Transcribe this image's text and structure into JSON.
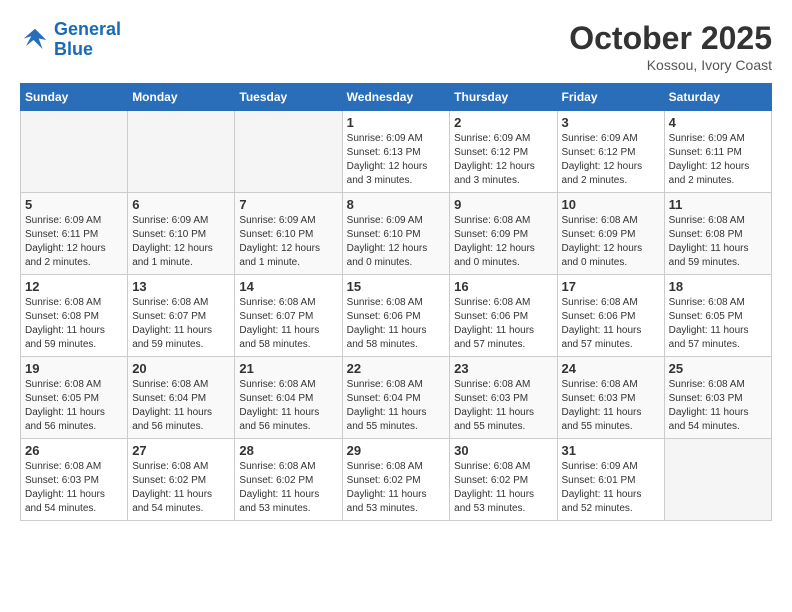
{
  "logo": {
    "line1": "General",
    "line2": "Blue"
  },
  "title": "October 2025",
  "location": "Kossou, Ivory Coast",
  "days_of_week": [
    "Sunday",
    "Monday",
    "Tuesday",
    "Wednesday",
    "Thursday",
    "Friday",
    "Saturday"
  ],
  "weeks": [
    [
      {
        "num": "",
        "info": ""
      },
      {
        "num": "",
        "info": ""
      },
      {
        "num": "",
        "info": ""
      },
      {
        "num": "1",
        "info": "Sunrise: 6:09 AM\nSunset: 6:13 PM\nDaylight: 12 hours and 3 minutes."
      },
      {
        "num": "2",
        "info": "Sunrise: 6:09 AM\nSunset: 6:12 PM\nDaylight: 12 hours and 3 minutes."
      },
      {
        "num": "3",
        "info": "Sunrise: 6:09 AM\nSunset: 6:12 PM\nDaylight: 12 hours and 2 minutes."
      },
      {
        "num": "4",
        "info": "Sunrise: 6:09 AM\nSunset: 6:11 PM\nDaylight: 12 hours and 2 minutes."
      }
    ],
    [
      {
        "num": "5",
        "info": "Sunrise: 6:09 AM\nSunset: 6:11 PM\nDaylight: 12 hours and 2 minutes."
      },
      {
        "num": "6",
        "info": "Sunrise: 6:09 AM\nSunset: 6:10 PM\nDaylight: 12 hours and 1 minute."
      },
      {
        "num": "7",
        "info": "Sunrise: 6:09 AM\nSunset: 6:10 PM\nDaylight: 12 hours and 1 minute."
      },
      {
        "num": "8",
        "info": "Sunrise: 6:09 AM\nSunset: 6:10 PM\nDaylight: 12 hours and 0 minutes."
      },
      {
        "num": "9",
        "info": "Sunrise: 6:08 AM\nSunset: 6:09 PM\nDaylight: 12 hours and 0 minutes."
      },
      {
        "num": "10",
        "info": "Sunrise: 6:08 AM\nSunset: 6:09 PM\nDaylight: 12 hours and 0 minutes."
      },
      {
        "num": "11",
        "info": "Sunrise: 6:08 AM\nSunset: 6:08 PM\nDaylight: 11 hours and 59 minutes."
      }
    ],
    [
      {
        "num": "12",
        "info": "Sunrise: 6:08 AM\nSunset: 6:08 PM\nDaylight: 11 hours and 59 minutes."
      },
      {
        "num": "13",
        "info": "Sunrise: 6:08 AM\nSunset: 6:07 PM\nDaylight: 11 hours and 59 minutes."
      },
      {
        "num": "14",
        "info": "Sunrise: 6:08 AM\nSunset: 6:07 PM\nDaylight: 11 hours and 58 minutes."
      },
      {
        "num": "15",
        "info": "Sunrise: 6:08 AM\nSunset: 6:06 PM\nDaylight: 11 hours and 58 minutes."
      },
      {
        "num": "16",
        "info": "Sunrise: 6:08 AM\nSunset: 6:06 PM\nDaylight: 11 hours and 57 minutes."
      },
      {
        "num": "17",
        "info": "Sunrise: 6:08 AM\nSunset: 6:06 PM\nDaylight: 11 hours and 57 minutes."
      },
      {
        "num": "18",
        "info": "Sunrise: 6:08 AM\nSunset: 6:05 PM\nDaylight: 11 hours and 57 minutes."
      }
    ],
    [
      {
        "num": "19",
        "info": "Sunrise: 6:08 AM\nSunset: 6:05 PM\nDaylight: 11 hours and 56 minutes."
      },
      {
        "num": "20",
        "info": "Sunrise: 6:08 AM\nSunset: 6:04 PM\nDaylight: 11 hours and 56 minutes."
      },
      {
        "num": "21",
        "info": "Sunrise: 6:08 AM\nSunset: 6:04 PM\nDaylight: 11 hours and 56 minutes."
      },
      {
        "num": "22",
        "info": "Sunrise: 6:08 AM\nSunset: 6:04 PM\nDaylight: 11 hours and 55 minutes."
      },
      {
        "num": "23",
        "info": "Sunrise: 6:08 AM\nSunset: 6:03 PM\nDaylight: 11 hours and 55 minutes."
      },
      {
        "num": "24",
        "info": "Sunrise: 6:08 AM\nSunset: 6:03 PM\nDaylight: 11 hours and 55 minutes."
      },
      {
        "num": "25",
        "info": "Sunrise: 6:08 AM\nSunset: 6:03 PM\nDaylight: 11 hours and 54 minutes."
      }
    ],
    [
      {
        "num": "26",
        "info": "Sunrise: 6:08 AM\nSunset: 6:03 PM\nDaylight: 11 hours and 54 minutes."
      },
      {
        "num": "27",
        "info": "Sunrise: 6:08 AM\nSunset: 6:02 PM\nDaylight: 11 hours and 54 minutes."
      },
      {
        "num": "28",
        "info": "Sunrise: 6:08 AM\nSunset: 6:02 PM\nDaylight: 11 hours and 53 minutes."
      },
      {
        "num": "29",
        "info": "Sunrise: 6:08 AM\nSunset: 6:02 PM\nDaylight: 11 hours and 53 minutes."
      },
      {
        "num": "30",
        "info": "Sunrise: 6:08 AM\nSunset: 6:02 PM\nDaylight: 11 hours and 53 minutes."
      },
      {
        "num": "31",
        "info": "Sunrise: 6:09 AM\nSunset: 6:01 PM\nDaylight: 11 hours and 52 minutes."
      },
      {
        "num": "",
        "info": ""
      }
    ]
  ]
}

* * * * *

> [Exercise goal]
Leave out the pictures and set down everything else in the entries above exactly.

> [Answer area]
Transcribe this image's text and structure into JSON.
{
  "logo": {
    "line1": "General",
    "line2": "Blue"
  },
  "title": "October 2025",
  "location": "Kossou, Ivory Coast",
  "days_of_week": [
    "Sunday",
    "Monday",
    "Tuesday",
    "Wednesday",
    "Thursday",
    "Friday",
    "Saturday"
  ],
  "weeks": [
    [
      {
        "num": "",
        "info": ""
      },
      {
        "num": "",
        "info": ""
      },
      {
        "num": "",
        "info": ""
      },
      {
        "num": "1",
        "info": "Sunrise: 6:09 AM\nSunset: 6:13 PM\nDaylight: 12 hours and 3 minutes."
      },
      {
        "num": "2",
        "info": "Sunrise: 6:09 AM\nSunset: 6:12 PM\nDaylight: 12 hours and 3 minutes."
      },
      {
        "num": "3",
        "info": "Sunrise: 6:09 AM\nSunset: 6:12 PM\nDaylight: 12 hours and 2 minutes."
      },
      {
        "num": "4",
        "info": "Sunrise: 6:09 AM\nSunset: 6:11 PM\nDaylight: 12 hours and 2 minutes."
      }
    ],
    [
      {
        "num": "5",
        "info": "Sunrise: 6:09 AM\nSunset: 6:11 PM\nDaylight: 12 hours and 2 minutes."
      },
      {
        "num": "6",
        "info": "Sunrise: 6:09 AM\nSunset: 6:10 PM\nDaylight: 12 hours and 1 minute."
      },
      {
        "num": "7",
        "info": "Sunrise: 6:09 AM\nSunset: 6:10 PM\nDaylight: 12 hours and 1 minute."
      },
      {
        "num": "8",
        "info": "Sunrise: 6:09 AM\nSunset: 6:10 PM\nDaylight: 12 hours and 0 minutes."
      },
      {
        "num": "9",
        "info": "Sunrise: 6:08 AM\nSunset: 6:09 PM\nDaylight: 12 hours and 0 minutes."
      },
      {
        "num": "10",
        "info": "Sunrise: 6:08 AM\nSunset: 6:09 PM\nDaylight: 12 hours and 0 minutes."
      },
      {
        "num": "11",
        "info": "Sunrise: 6:08 AM\nSunset: 6:08 PM\nDaylight: 11 hours and 59 minutes."
      }
    ],
    [
      {
        "num": "12",
        "info": "Sunrise: 6:08 AM\nSunset: 6:08 PM\nDaylight: 11 hours and 59 minutes."
      },
      {
        "num": "13",
        "info": "Sunrise: 6:08 AM\nSunset: 6:07 PM\nDaylight: 11 hours and 59 minutes."
      },
      {
        "num": "14",
        "info": "Sunrise: 6:08 AM\nSunset: 6:07 PM\nDaylight: 11 hours and 58 minutes."
      },
      {
        "num": "15",
        "info": "Sunrise: 6:08 AM\nSunset: 6:06 PM\nDaylight: 11 hours and 58 minutes."
      },
      {
        "num": "16",
        "info": "Sunrise: 6:08 AM\nSunset: 6:06 PM\nDaylight: 11 hours and 57 minutes."
      },
      {
        "num": "17",
        "info": "Sunrise: 6:08 AM\nSunset: 6:06 PM\nDaylight: 11 hours and 57 minutes."
      },
      {
        "num": "18",
        "info": "Sunrise: 6:08 AM\nSunset: 6:05 PM\nDaylight: 11 hours and 57 minutes."
      }
    ],
    [
      {
        "num": "19",
        "info": "Sunrise: 6:08 AM\nSunset: 6:05 PM\nDaylight: 11 hours and 56 minutes."
      },
      {
        "num": "20",
        "info": "Sunrise: 6:08 AM\nSunset: 6:04 PM\nDaylight: 11 hours and 56 minutes."
      },
      {
        "num": "21",
        "info": "Sunrise: 6:08 AM\nSunset: 6:04 PM\nDaylight: 11 hours and 56 minutes."
      },
      {
        "num": "22",
        "info": "Sunrise: 6:08 AM\nSunset: 6:04 PM\nDaylight: 11 hours and 55 minutes."
      },
      {
        "num": "23",
        "info": "Sunrise: 6:08 AM\nSunset: 6:03 PM\nDaylight: 11 hours and 55 minutes."
      },
      {
        "num": "24",
        "info": "Sunrise: 6:08 AM\nSunset: 6:03 PM\nDaylight: 11 hours and 55 minutes."
      },
      {
        "num": "25",
        "info": "Sunrise: 6:08 AM\nSunset: 6:03 PM\nDaylight: 11 hours and 54 minutes."
      }
    ],
    [
      {
        "num": "26",
        "info": "Sunrise: 6:08 AM\nSunset: 6:03 PM\nDaylight: 11 hours and 54 minutes."
      },
      {
        "num": "27",
        "info": "Sunrise: 6:08 AM\nSunset: 6:02 PM\nDaylight: 11 hours and 54 minutes."
      },
      {
        "num": "28",
        "info": "Sunrise: 6:08 AM\nSunset: 6:02 PM\nDaylight: 11 hours and 53 minutes."
      },
      {
        "num": "29",
        "info": "Sunrise: 6:08 AM\nSunset: 6:02 PM\nDaylight: 11 hours and 53 minutes."
      },
      {
        "num": "30",
        "info": "Sunrise: 6:08 AM\nSunset: 6:02 PM\nDaylight: 11 hours and 53 minutes."
      },
      {
        "num": "31",
        "info": "Sunrise: 6:09 AM\nSunset: 6:01 PM\nDaylight: 11 hours and 52 minutes."
      },
      {
        "num": "",
        "info": ""
      }
    ]
  ]
}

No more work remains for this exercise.